[Directions]
Retype exactly every line from the one that includes "Enumerate this screenshot's" through the final line of the listing, both ends kept, and omit the pictures.

[Task input]
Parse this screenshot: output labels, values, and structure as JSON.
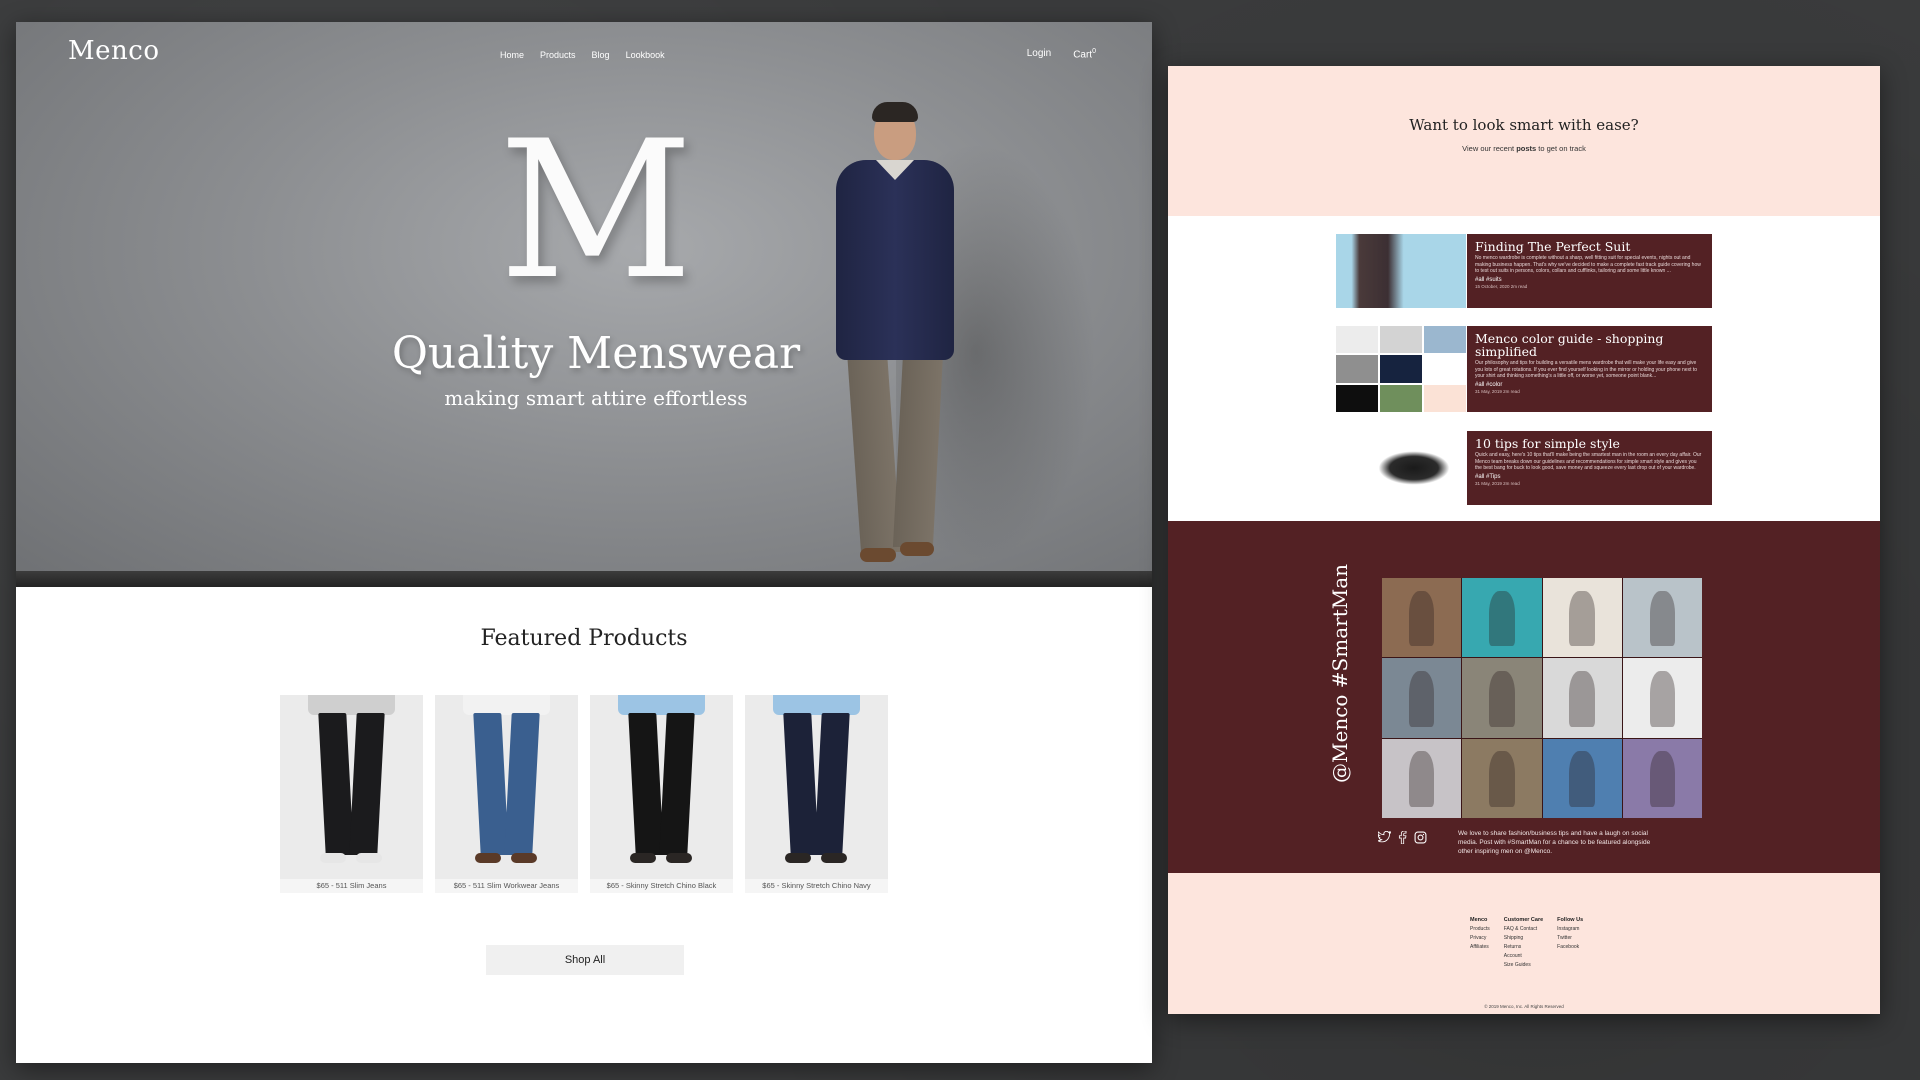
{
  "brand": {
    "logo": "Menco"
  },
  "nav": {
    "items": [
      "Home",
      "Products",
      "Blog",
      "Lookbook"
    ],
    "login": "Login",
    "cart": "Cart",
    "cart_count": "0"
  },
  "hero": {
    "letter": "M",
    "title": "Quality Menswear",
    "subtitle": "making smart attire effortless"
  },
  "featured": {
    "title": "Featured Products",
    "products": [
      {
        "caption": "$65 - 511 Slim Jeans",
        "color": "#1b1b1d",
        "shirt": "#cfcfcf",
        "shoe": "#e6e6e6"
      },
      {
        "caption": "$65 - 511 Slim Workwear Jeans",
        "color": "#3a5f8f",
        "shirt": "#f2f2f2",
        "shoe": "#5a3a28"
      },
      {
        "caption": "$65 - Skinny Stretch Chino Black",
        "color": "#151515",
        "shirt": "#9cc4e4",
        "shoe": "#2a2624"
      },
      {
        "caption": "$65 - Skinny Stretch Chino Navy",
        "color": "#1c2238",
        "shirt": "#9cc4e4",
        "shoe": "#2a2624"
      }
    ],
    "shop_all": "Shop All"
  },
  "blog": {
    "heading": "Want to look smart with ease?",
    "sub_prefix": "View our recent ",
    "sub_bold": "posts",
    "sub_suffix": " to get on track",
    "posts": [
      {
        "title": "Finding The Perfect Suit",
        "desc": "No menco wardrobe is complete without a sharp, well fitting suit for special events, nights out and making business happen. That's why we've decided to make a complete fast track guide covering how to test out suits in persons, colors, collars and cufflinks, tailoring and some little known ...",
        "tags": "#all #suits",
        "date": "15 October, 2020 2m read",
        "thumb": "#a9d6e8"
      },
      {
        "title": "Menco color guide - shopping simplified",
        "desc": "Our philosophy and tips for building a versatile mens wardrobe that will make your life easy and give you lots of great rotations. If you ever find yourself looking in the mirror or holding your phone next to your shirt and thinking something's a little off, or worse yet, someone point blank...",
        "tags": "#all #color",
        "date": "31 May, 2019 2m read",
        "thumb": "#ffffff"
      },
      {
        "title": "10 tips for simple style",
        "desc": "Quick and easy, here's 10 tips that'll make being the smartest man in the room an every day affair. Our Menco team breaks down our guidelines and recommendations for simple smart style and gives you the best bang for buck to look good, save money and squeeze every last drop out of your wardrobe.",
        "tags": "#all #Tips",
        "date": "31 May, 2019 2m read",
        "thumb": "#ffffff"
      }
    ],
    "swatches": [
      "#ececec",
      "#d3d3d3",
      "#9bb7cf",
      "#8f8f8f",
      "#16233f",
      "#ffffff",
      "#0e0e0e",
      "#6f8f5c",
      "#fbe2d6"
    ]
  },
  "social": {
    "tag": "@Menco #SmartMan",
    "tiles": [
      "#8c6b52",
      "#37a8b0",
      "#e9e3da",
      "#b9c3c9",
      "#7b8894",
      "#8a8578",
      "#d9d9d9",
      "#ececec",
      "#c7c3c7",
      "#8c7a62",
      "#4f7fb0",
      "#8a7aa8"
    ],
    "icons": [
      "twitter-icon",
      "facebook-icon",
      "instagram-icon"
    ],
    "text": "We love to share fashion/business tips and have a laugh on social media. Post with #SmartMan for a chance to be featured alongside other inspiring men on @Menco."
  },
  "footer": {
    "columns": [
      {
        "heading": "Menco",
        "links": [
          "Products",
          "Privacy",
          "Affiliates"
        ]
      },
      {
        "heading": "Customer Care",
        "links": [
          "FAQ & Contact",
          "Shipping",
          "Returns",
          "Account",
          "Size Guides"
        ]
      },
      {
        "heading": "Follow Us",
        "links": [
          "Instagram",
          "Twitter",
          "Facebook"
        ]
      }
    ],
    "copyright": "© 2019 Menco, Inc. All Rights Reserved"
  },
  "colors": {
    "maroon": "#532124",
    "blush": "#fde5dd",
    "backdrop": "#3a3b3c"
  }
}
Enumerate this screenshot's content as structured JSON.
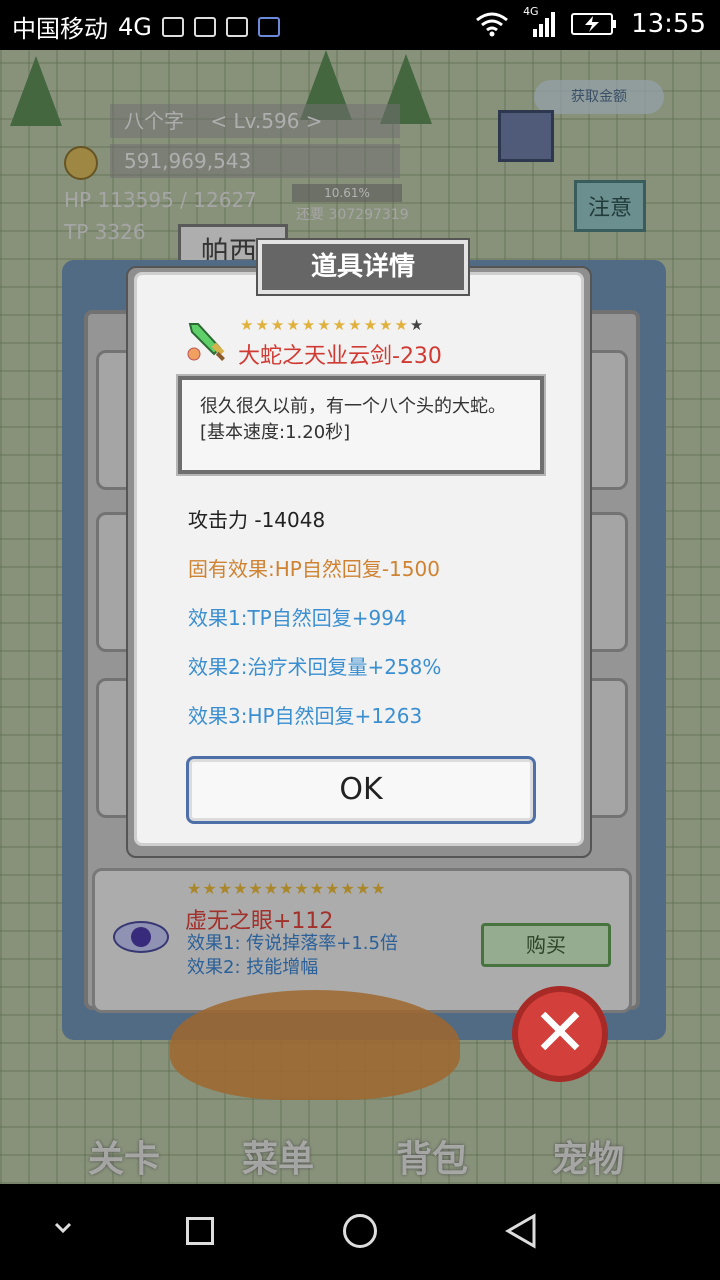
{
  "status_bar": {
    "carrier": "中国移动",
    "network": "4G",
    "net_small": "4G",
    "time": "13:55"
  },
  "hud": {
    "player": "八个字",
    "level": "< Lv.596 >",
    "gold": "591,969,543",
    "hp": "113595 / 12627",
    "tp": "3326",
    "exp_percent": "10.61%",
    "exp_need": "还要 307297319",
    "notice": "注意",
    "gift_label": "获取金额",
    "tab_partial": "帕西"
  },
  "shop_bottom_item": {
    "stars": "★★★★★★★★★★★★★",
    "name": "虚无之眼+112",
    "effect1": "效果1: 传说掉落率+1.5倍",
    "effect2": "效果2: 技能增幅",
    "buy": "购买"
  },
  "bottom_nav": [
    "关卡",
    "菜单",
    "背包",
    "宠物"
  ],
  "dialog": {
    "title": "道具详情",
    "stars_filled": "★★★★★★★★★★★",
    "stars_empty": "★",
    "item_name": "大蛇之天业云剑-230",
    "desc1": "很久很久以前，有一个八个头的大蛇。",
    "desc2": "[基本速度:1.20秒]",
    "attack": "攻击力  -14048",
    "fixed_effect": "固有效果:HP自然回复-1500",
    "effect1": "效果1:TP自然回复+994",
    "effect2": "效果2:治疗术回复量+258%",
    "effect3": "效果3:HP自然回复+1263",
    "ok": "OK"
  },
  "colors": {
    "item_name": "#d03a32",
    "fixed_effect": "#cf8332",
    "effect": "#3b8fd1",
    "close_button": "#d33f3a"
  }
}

[Your response]
Enumerate this screenshot's content as structured JSON.
{
  "status_bar": {
    "carrier": "中国移动",
    "network": "4G",
    "net_small": "4G",
    "time": "13:55"
  },
  "hud": {
    "player": "八个字",
    "level": "< Lv.596 >",
    "gold": "591,969,543",
    "hp": "113595 / 12627",
    "tp": "3326",
    "exp_percent": "10.61%",
    "exp_need": "还要 307297319",
    "notice": "注意",
    "gift_label": "获取金额",
    "tab_partial": "帕西"
  },
  "shop_bottom_item": {
    "stars": "★★★★★★★★★★★★★",
    "name": "虚无之眼+112",
    "effect1": "效果1: 传说掉落率+1.5倍",
    "effect2": "效果2: 技能增幅",
    "buy": "购买"
  },
  "bottom_nav": [
    "关卡",
    "菜单",
    "背包",
    "宠物"
  ],
  "dialog": {
    "title": "道具详情",
    "stars_filled": "★★★★★★★★★★★",
    "stars_empty": "★",
    "item_name": "大蛇之天业云剑-230",
    "desc1": "很久很久以前，有一个八个头的大蛇。",
    "desc2": "[基本速度:1.20秒]",
    "attack": "攻击力  -14048",
    "fixed_effect": "固有效果:HP自然回复-1500",
    "effect1": "效果1:TP自然回复+994",
    "effect2": "效果2:治疗术回复量+258%",
    "effect3": "效果3:HP自然回复+1263",
    "ok": "OK"
  },
  "colors": {
    "item_name": "#d03a32",
    "fixed_effect": "#cf8332",
    "effect": "#3b8fd1",
    "close_button": "#d33f3a"
  }
}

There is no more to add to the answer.